Here is grace. For seven years, including two pregnancies many sleepless nights and busy days I was never diagnosed with malaria.
Here is grace. I experienced my first case of malaria only a few days after being treated for another disease which I had avoided up till then. Both laid me low and reminded me to long for the Great Physician.
Here is luxury. The rains have come and with it the land begins to share her fruit. We get local mushrooms that look like white chalky microphones, delivered to our gate. Other sellers brought a gallon of local honey, soft-ball sized avocados and potatoes. The mulberry harvest was so plentiful we couldn’t pick them as quickly as they ripened.
Here is beauty. I walked home with a friend past villages, through sorghum fields standing tall, crossed a shallow sandy river and a sliver of uncultivated, unpopulated bush. Along the way, I was delighted by the number of flowers we found. Most smaller than my pinky’s fingernail, with a detail so intimate you wish you could be a lady bug that lands on the petal and spends a day just absorbing its grace. Trumpet blooms, orchid-like, grass with a royal crown. Most often unnoticed among the rapacious weeds and shooting grass stalks.

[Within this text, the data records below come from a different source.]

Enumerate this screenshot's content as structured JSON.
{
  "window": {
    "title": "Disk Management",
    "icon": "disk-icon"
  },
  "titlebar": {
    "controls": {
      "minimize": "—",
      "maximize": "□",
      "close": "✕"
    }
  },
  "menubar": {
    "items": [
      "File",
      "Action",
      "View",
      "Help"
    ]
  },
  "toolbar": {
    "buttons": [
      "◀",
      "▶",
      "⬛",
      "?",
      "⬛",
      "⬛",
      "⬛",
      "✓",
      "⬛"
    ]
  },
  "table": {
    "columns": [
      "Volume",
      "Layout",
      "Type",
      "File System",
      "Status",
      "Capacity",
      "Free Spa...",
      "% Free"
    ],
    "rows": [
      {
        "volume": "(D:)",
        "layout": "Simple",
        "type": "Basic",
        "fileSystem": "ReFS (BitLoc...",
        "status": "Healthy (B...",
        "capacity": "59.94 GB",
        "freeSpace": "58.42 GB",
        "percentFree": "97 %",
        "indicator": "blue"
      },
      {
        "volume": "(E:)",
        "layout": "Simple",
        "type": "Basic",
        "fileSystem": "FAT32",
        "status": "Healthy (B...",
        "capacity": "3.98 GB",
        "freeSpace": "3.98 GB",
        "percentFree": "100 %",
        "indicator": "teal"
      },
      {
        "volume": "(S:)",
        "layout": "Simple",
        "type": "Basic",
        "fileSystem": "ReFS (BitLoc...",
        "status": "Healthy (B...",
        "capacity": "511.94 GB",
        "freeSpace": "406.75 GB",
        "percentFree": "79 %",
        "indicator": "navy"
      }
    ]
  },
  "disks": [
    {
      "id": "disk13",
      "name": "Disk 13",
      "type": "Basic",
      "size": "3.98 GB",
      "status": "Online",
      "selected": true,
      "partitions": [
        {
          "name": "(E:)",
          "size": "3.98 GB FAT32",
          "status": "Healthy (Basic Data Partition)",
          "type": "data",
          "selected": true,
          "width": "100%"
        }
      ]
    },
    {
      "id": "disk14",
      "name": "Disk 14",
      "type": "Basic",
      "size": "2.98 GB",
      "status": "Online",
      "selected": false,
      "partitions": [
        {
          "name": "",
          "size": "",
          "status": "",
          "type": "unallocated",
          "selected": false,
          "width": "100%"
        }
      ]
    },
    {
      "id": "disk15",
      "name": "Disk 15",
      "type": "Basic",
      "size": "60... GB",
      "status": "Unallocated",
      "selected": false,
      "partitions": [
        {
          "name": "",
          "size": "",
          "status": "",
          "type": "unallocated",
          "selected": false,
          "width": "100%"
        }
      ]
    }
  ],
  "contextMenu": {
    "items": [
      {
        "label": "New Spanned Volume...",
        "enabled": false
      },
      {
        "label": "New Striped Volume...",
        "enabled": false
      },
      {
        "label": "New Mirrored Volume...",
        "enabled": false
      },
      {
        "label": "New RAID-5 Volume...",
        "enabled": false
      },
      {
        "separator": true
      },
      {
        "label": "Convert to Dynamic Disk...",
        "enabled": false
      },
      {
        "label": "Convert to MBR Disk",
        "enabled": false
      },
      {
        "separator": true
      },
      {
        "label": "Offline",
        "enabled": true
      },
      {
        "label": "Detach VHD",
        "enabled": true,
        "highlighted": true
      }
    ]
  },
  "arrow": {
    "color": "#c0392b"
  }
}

Here is grace. Homeschooling has begun to reap results, measured in, if nothing else, fewer tears and tantrums. But also in words read and math problems solved, books of the Bible recited and an eager smile on school days.

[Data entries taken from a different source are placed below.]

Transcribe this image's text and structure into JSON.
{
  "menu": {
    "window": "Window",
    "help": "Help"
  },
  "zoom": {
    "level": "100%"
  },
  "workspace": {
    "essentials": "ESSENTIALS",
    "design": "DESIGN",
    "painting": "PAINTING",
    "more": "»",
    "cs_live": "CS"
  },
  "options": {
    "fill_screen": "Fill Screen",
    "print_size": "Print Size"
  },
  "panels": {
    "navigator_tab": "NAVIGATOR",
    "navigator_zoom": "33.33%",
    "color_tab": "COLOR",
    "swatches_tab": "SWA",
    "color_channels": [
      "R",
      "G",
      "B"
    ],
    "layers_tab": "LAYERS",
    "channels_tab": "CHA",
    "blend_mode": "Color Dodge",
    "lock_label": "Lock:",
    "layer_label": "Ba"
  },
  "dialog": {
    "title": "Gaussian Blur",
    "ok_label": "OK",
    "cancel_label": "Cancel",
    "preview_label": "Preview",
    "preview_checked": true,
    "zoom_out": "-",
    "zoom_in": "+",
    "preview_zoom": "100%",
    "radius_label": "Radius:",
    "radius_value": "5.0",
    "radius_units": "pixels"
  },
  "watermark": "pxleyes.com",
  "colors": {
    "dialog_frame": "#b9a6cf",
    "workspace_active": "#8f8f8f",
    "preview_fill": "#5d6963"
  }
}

Here is luxury. Here I am rich. Here the rich have a responsibility to employee the poor. I have women who help me wash our clothes, clean our house and watch our children. And they thank me profusely for the work. I have to work through my own awkwardness of hiring someone in my home to do things I see as my responsibility. In the end, we take care of each other, and they remind me I am not and cannot be an island in the body of Christ.

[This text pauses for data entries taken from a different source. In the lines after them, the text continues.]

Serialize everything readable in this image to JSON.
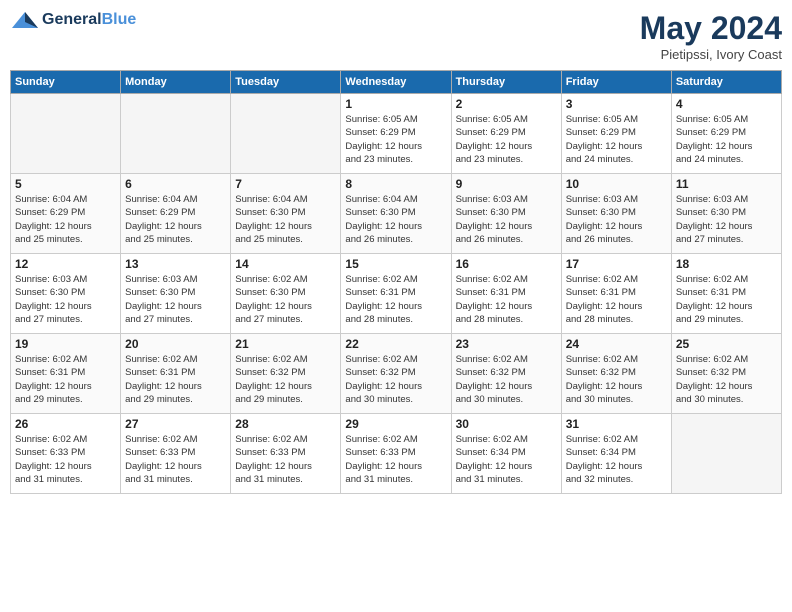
{
  "header": {
    "logo_general": "General",
    "logo_blue": "Blue",
    "month": "May 2024",
    "location": "Pietipssi, Ivory Coast"
  },
  "weekdays": [
    "Sunday",
    "Monday",
    "Tuesday",
    "Wednesday",
    "Thursday",
    "Friday",
    "Saturday"
  ],
  "weeks": [
    [
      {
        "day": "",
        "info": ""
      },
      {
        "day": "",
        "info": ""
      },
      {
        "day": "",
        "info": ""
      },
      {
        "day": "1",
        "info": "Sunrise: 6:05 AM\nSunset: 6:29 PM\nDaylight: 12 hours\nand 23 minutes."
      },
      {
        "day": "2",
        "info": "Sunrise: 6:05 AM\nSunset: 6:29 PM\nDaylight: 12 hours\nand 23 minutes."
      },
      {
        "day": "3",
        "info": "Sunrise: 6:05 AM\nSunset: 6:29 PM\nDaylight: 12 hours\nand 24 minutes."
      },
      {
        "day": "4",
        "info": "Sunrise: 6:05 AM\nSunset: 6:29 PM\nDaylight: 12 hours\nand 24 minutes."
      }
    ],
    [
      {
        "day": "5",
        "info": "Sunrise: 6:04 AM\nSunset: 6:29 PM\nDaylight: 12 hours\nand 25 minutes."
      },
      {
        "day": "6",
        "info": "Sunrise: 6:04 AM\nSunset: 6:29 PM\nDaylight: 12 hours\nand 25 minutes."
      },
      {
        "day": "7",
        "info": "Sunrise: 6:04 AM\nSunset: 6:30 PM\nDaylight: 12 hours\nand 25 minutes."
      },
      {
        "day": "8",
        "info": "Sunrise: 6:04 AM\nSunset: 6:30 PM\nDaylight: 12 hours\nand 26 minutes."
      },
      {
        "day": "9",
        "info": "Sunrise: 6:03 AM\nSunset: 6:30 PM\nDaylight: 12 hours\nand 26 minutes."
      },
      {
        "day": "10",
        "info": "Sunrise: 6:03 AM\nSunset: 6:30 PM\nDaylight: 12 hours\nand 26 minutes."
      },
      {
        "day": "11",
        "info": "Sunrise: 6:03 AM\nSunset: 6:30 PM\nDaylight: 12 hours\nand 27 minutes."
      }
    ],
    [
      {
        "day": "12",
        "info": "Sunrise: 6:03 AM\nSunset: 6:30 PM\nDaylight: 12 hours\nand 27 minutes."
      },
      {
        "day": "13",
        "info": "Sunrise: 6:03 AM\nSunset: 6:30 PM\nDaylight: 12 hours\nand 27 minutes."
      },
      {
        "day": "14",
        "info": "Sunrise: 6:02 AM\nSunset: 6:30 PM\nDaylight: 12 hours\nand 27 minutes."
      },
      {
        "day": "15",
        "info": "Sunrise: 6:02 AM\nSunset: 6:31 PM\nDaylight: 12 hours\nand 28 minutes."
      },
      {
        "day": "16",
        "info": "Sunrise: 6:02 AM\nSunset: 6:31 PM\nDaylight: 12 hours\nand 28 minutes."
      },
      {
        "day": "17",
        "info": "Sunrise: 6:02 AM\nSunset: 6:31 PM\nDaylight: 12 hours\nand 28 minutes."
      },
      {
        "day": "18",
        "info": "Sunrise: 6:02 AM\nSunset: 6:31 PM\nDaylight: 12 hours\nand 29 minutes."
      }
    ],
    [
      {
        "day": "19",
        "info": "Sunrise: 6:02 AM\nSunset: 6:31 PM\nDaylight: 12 hours\nand 29 minutes."
      },
      {
        "day": "20",
        "info": "Sunrise: 6:02 AM\nSunset: 6:31 PM\nDaylight: 12 hours\nand 29 minutes."
      },
      {
        "day": "21",
        "info": "Sunrise: 6:02 AM\nSunset: 6:32 PM\nDaylight: 12 hours\nand 29 minutes."
      },
      {
        "day": "22",
        "info": "Sunrise: 6:02 AM\nSunset: 6:32 PM\nDaylight: 12 hours\nand 30 minutes."
      },
      {
        "day": "23",
        "info": "Sunrise: 6:02 AM\nSunset: 6:32 PM\nDaylight: 12 hours\nand 30 minutes."
      },
      {
        "day": "24",
        "info": "Sunrise: 6:02 AM\nSunset: 6:32 PM\nDaylight: 12 hours\nand 30 minutes."
      },
      {
        "day": "25",
        "info": "Sunrise: 6:02 AM\nSunset: 6:32 PM\nDaylight: 12 hours\nand 30 minutes."
      }
    ],
    [
      {
        "day": "26",
        "info": "Sunrise: 6:02 AM\nSunset: 6:33 PM\nDaylight: 12 hours\nand 31 minutes."
      },
      {
        "day": "27",
        "info": "Sunrise: 6:02 AM\nSunset: 6:33 PM\nDaylight: 12 hours\nand 31 minutes."
      },
      {
        "day": "28",
        "info": "Sunrise: 6:02 AM\nSunset: 6:33 PM\nDaylight: 12 hours\nand 31 minutes."
      },
      {
        "day": "29",
        "info": "Sunrise: 6:02 AM\nSunset: 6:33 PM\nDaylight: 12 hours\nand 31 minutes."
      },
      {
        "day": "30",
        "info": "Sunrise: 6:02 AM\nSunset: 6:34 PM\nDaylight: 12 hours\nand 31 minutes."
      },
      {
        "day": "31",
        "info": "Sunrise: 6:02 AM\nSunset: 6:34 PM\nDaylight: 12 hours\nand 32 minutes."
      },
      {
        "day": "",
        "info": ""
      }
    ]
  ]
}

Here is grace. Our team had a meeting to discuss the work, why we’re here and how best to go about it. We talked. We listened. We prayed. We made progress.
Here is beauty. I hope I shall never tire of the sight of our mountain, Mt. Kadam. Truly it is a friend to me in how often it reminds me to stop, look up and be amazed by God’s creation.
Here is a taste of victory. I’m reading a book on joy. Its almost as risky as praying for patience or humility. I reach out to claim the strength of the Lord and my hand is instead filled with grief or selfishness. Yet I’m reminded that we cannot be surprised by trials or suffering, in fact we must face them eagerly fighting back the dark with the taste of victory already in our mouth. For our Lord has won, although it seems a mere unseen hope at times, it is complete. We march toward its full realization. It has its beginnings here, in the nascent church body, the volunteers who come to serve with us, in the sometimes subtle yet always intoxicating breath of the Spirit.
We are here. And so is the Lord.